It’s important to regularly ask yourself questions like: “why am I an herbalist?" and "how can I make great herbal medicine?”
The way I would answer the latter question is: I love collaborating and learning from plants. I remain forever curious about what they are going to teach me next. The botanicals ask me to keep reviewing and re-approaching the ways I make medicines and honor their healing properties.
This keeps me in a process of evolution and diversification which is a natural process of growth and change. It's also a force of creation for becoming an herbalist that is very aligned with earth systems science—which is just another way of describing the popular word “permaculture.” We can apply these principles to yourself and to your collaboration with botanical beings.

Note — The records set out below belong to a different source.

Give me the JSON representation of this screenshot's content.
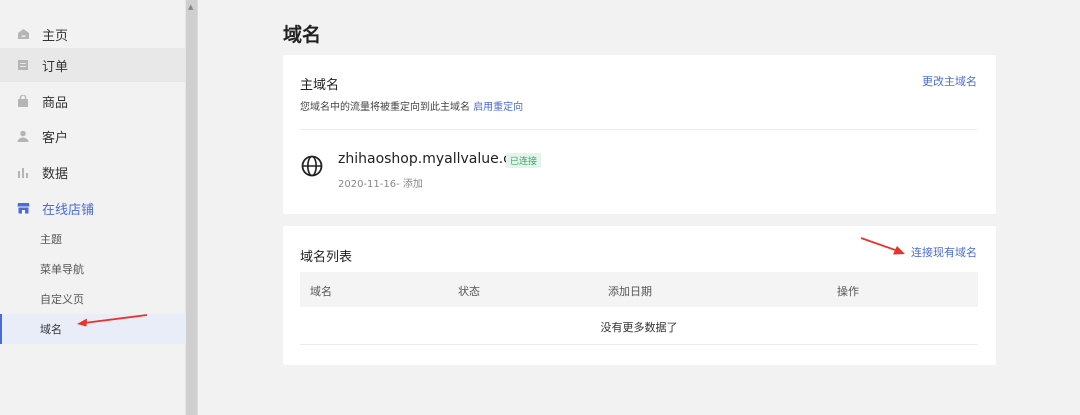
{
  "sidebar": {
    "items": [
      {
        "label": "主页",
        "icon": "home-icon"
      },
      {
        "label": "订单",
        "icon": "orders-icon"
      },
      {
        "label": "商品",
        "icon": "product-bag-icon"
      },
      {
        "label": "客户",
        "icon": "customer-icon"
      },
      {
        "label": "数据",
        "icon": "data-chart-icon"
      },
      {
        "label": "在线店铺",
        "icon": "online-store-icon"
      }
    ],
    "sub_items": [
      {
        "label": "主题"
      },
      {
        "label": "菜单导航"
      },
      {
        "label": "自定义页"
      },
      {
        "label": "域名"
      }
    ]
  },
  "page": {
    "title": "域名"
  },
  "primary_domain": {
    "title": "主域名",
    "change_link": "更改主域名",
    "description": "您域名中的流量将被重定向到此主域名",
    "enable_redirect_link": "启用重定向",
    "domain": "zhihaoshop.myallvalue.com",
    "status_badge": "已连接",
    "added": "2020-11-16- 添加"
  },
  "domain_list": {
    "title": "域名列表",
    "connect_link": "连接现有域名",
    "columns": [
      "域名",
      "状态",
      "添加日期",
      "操作"
    ],
    "empty_text": "没有更多数据了"
  },
  "colors": {
    "accent": "#4a6bd8",
    "connected_green": "#3aa76d",
    "annotation_arrow": "#e8322a"
  }
}
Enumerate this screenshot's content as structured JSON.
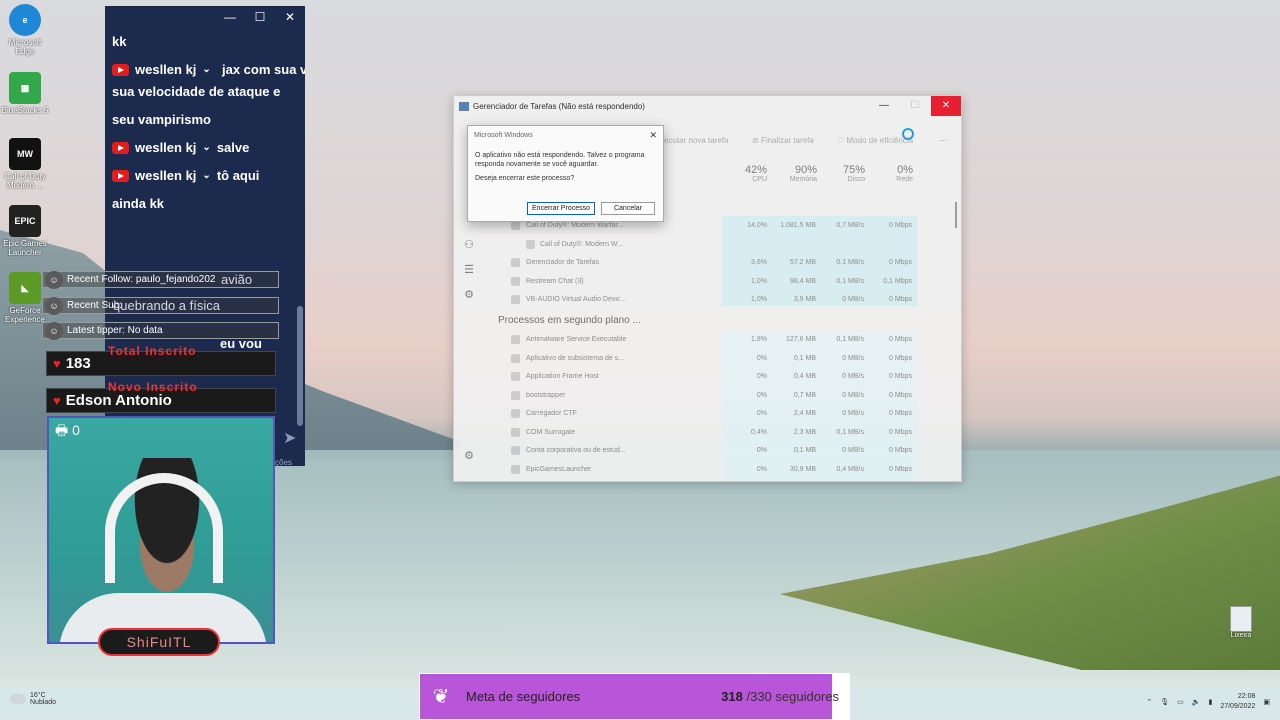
{
  "desktop": {
    "icons": [
      {
        "label": "Microsoft Edge",
        "color": "#1e88d6"
      },
      {
        "label": "BlueStacks 5",
        "color": "#33a84b"
      },
      {
        "label": "Call of Duty Modern ...",
        "color": "#111111"
      },
      {
        "label": "Epic Games Launcher",
        "color": "#222222"
      },
      {
        "label": "GeForce Experience",
        "color": "#5b9a25"
      }
    ],
    "recycle_bin": "Lixeira"
  },
  "chat": {
    "messages": [
      {
        "text": "kk"
      },
      {
        "user": "wesllen kj",
        "text": "jax com sua velocidade de ataque e seu vampirismo"
      },
      {
        "user": "wesllen kj",
        "text": "salve"
      },
      {
        "user": "wesllen kj",
        "text": "tô aqui ainda kk"
      },
      {
        "user": "wesllen kj",
        "text": "eu vou"
      }
    ],
    "ghost_1": "avião",
    "ghost_2": "quebrando a física",
    "settings_label": "ções"
  },
  "overlay": {
    "recent_follow": "Recent Follow: paulo_fejando202",
    "recent_sub": "Recent Sub:",
    "latest_tipper": "Latest tipper: No data",
    "total_label": "Total Inscrito",
    "total_value": "183",
    "new_label": "Novo Inscrito",
    "new_value": "Edson Antonio",
    "cam_count": "0",
    "streamer": "ShiFuITL"
  },
  "task_manager": {
    "title": "Gerenciador de Tarefas (Não está respondendo)",
    "toolbar": {
      "run_new": "ecutar nova tarefa",
      "end_task": "Finalizar tarefa",
      "efficiency": "Modo de eficiência"
    },
    "columns": [
      {
        "pct": "42%",
        "label": "CPU"
      },
      {
        "pct": "90%",
        "label": "Memória"
      },
      {
        "pct": "75%",
        "label": "Disco"
      },
      {
        "pct": "0%",
        "label": "Rede"
      }
    ],
    "apps": [
      {
        "name": "Call of Duty®: Modern Warfar...",
        "cpu": "14,0%",
        "mem": "1.081,5 MB",
        "disk": "0,7 MB/s",
        "net": "0 Mbps"
      },
      {
        "name": "Call of Duty®: Modern W...",
        "cpu": "",
        "mem": "",
        "disk": "",
        "net": ""
      },
      {
        "name": "Gerenciador de Tarefas",
        "cpu": "3,6%",
        "mem": "57,2 MB",
        "disk": "0,1 MB/s",
        "net": "0 Mbps"
      },
      {
        "name": "Restream Chat (3)",
        "cpu": "1,0%",
        "mem": "98,4 MB",
        "disk": "0,1 MB/s",
        "net": "0,1 Mbps"
      },
      {
        "name": "VB-AUDIO Virtual Audio Devic...",
        "cpu": "1,0%",
        "mem": "3,9 MB",
        "disk": "0 MB/s",
        "net": "0 Mbps"
      }
    ],
    "background_title": "Processos em segundo plano ...",
    "background": [
      {
        "name": "Antimalware Service Executable",
        "cpu": "1,8%",
        "mem": "127,6 MB",
        "disk": "0,1 MB/s",
        "net": "0 Mbps"
      },
      {
        "name": "Aplicativo de subsistema de s...",
        "cpu": "0%",
        "mem": "0,1 MB",
        "disk": "0 MB/s",
        "net": "0 Mbps"
      },
      {
        "name": "Application Frame Host",
        "cpu": "0%",
        "mem": "0,4 MB",
        "disk": "0 MB/s",
        "net": "0 Mbps"
      },
      {
        "name": "bootstrapper",
        "cpu": "0%",
        "mem": "0,7 MB",
        "disk": "0 MB/s",
        "net": "0 Mbps"
      },
      {
        "name": "Carregador CTF",
        "cpu": "0%",
        "mem": "2,4 MB",
        "disk": "0 MB/s",
        "net": "0 Mbps"
      },
      {
        "name": "COM Surrogate",
        "cpu": "0,4%",
        "mem": "2,3 MB",
        "disk": "0,1 MB/s",
        "net": "0 Mbps"
      },
      {
        "name": "Conta corporativa ou de estud...",
        "cpu": "0%",
        "mem": "0,1 MB",
        "disk": "0 MB/s",
        "net": "0 Mbps"
      },
      {
        "name": "EpicGamesLauncher",
        "cpu": "0%",
        "mem": "30,9 MB",
        "disk": "0,4 MB/s",
        "net": "0 Mbps"
      }
    ]
  },
  "dialog": {
    "title": "Microsoft Windows",
    "body": "O aplicativo não está respondendo. Talvez o programa responda novamente se você aguardar.",
    "question": "Deseja encerrar este processo?",
    "end_button": "Encerrar Processo",
    "cancel_button": "Cancelar"
  },
  "goal": {
    "label": "Meta de seguidores",
    "current": "318",
    "target": "/330 seguidores",
    "progress": 0.96
  },
  "taskbar": {
    "temp": "16°C",
    "weather": "Nublado",
    "time": "22:08",
    "date": "27/09/2022"
  }
}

By using glycerine as a solvent for making herbal extracts, I have discovered new ways of sharing and enjoying herbal medicine in everyday life. Creating an herbal lifestyle is easy when you make more than alcoholic tinctures and when you push the boundaries of what it means to be an herbalist.
Glycerine is sweet, yes, but it doesn’t spike blood sugar. After working with it for years, I see it as a blank canvas in which to feature botanicals in a variety of ways that everyone can enjoy and use in a ton of different instances.
Glycerine is an open source medium for featuring the many ways that plants taste their healing into our lives…. Over the years of teaching about non-alcoholic solvents like glycerine, I have heard folx share so many fears about making herbal medicine. FEAR! Yes, people are really afraid that they are not doing it “right” or that their medicine won’t work or will go “bad.”
Fears of non-alcoholic medicine making must be smashed because they are holding herbalists back from being creative, curious, and open to collaboration with the plants.
The other thing I see from herbalists is that they refuse to try anything else and so they stay with the same methods for making medicine. It’s easy to fall into rigid ideas and stop questioning what we are doing and why we are doing it.
I teach in a way that is not dogmatic and instead invites a personal evolution and intimate relationship to the act of being an herbalist and making herbal medicines.
People come to classes on glycerites to learn about non-alcoholic herbal extracts but I teach them much more than that. I teach about how to stay open and curious and to use their bodies through the process. I teach about communication and collaboration with plants in ways that the ancients practiced, and in a modern way that acknowledges the human creative impulse to innovate, revolutionize, disrupt, revise.
I am inspired by interdisciplinary ideas and concepts like those in the culinary arts and the sciences like physics. There’s a lot of experimentation and play in those fields—they are reaching for something expansive like the edges of our understanding and how we put things together.
Why shouldn’t we as herbalists also approach our medicine making with such depth and curiosity? We honor the healing of the plants by seeking to expand what we know and how we know it.
Making herbal medicine with a substance other than alcohol made me see a whole lot more than what I was aware of—that’s part of the glory of it!
Energetics are very popular in herbalism right now. That’s great for the herbal glycerite maker because we can take plants fresh or dried and make a great stock of botanical extracts like ginger, cayenne, pepper, peppermint, rose, artichoke, etc and instantly direct the energetics of a formula in a tasty and effective way.
Glycerites are also softening and moistening as opposed to the hot sharp and dry energetics of alcohol. A lot of people need this moistening and softening quality that is so a part of the glycerine profile—this is why its used so much topically!
You can also make anything into a glycerite—if you can make an infusion or a decoction of it, then you can make a great tasting glycerite out of it and it will last for years!
If you're interested in learning more about how to make non-alcoholic medicine, join me for my next in-person workshop The Glory of Glycerites at Scarlet Sage on February 1st at 5PM PT.
In this 2 hour medicine making demo class and lecture, learn how to make glycerites with fresh and dried plant parts and understand why this medicine is a game changer in the herbalist toolkit.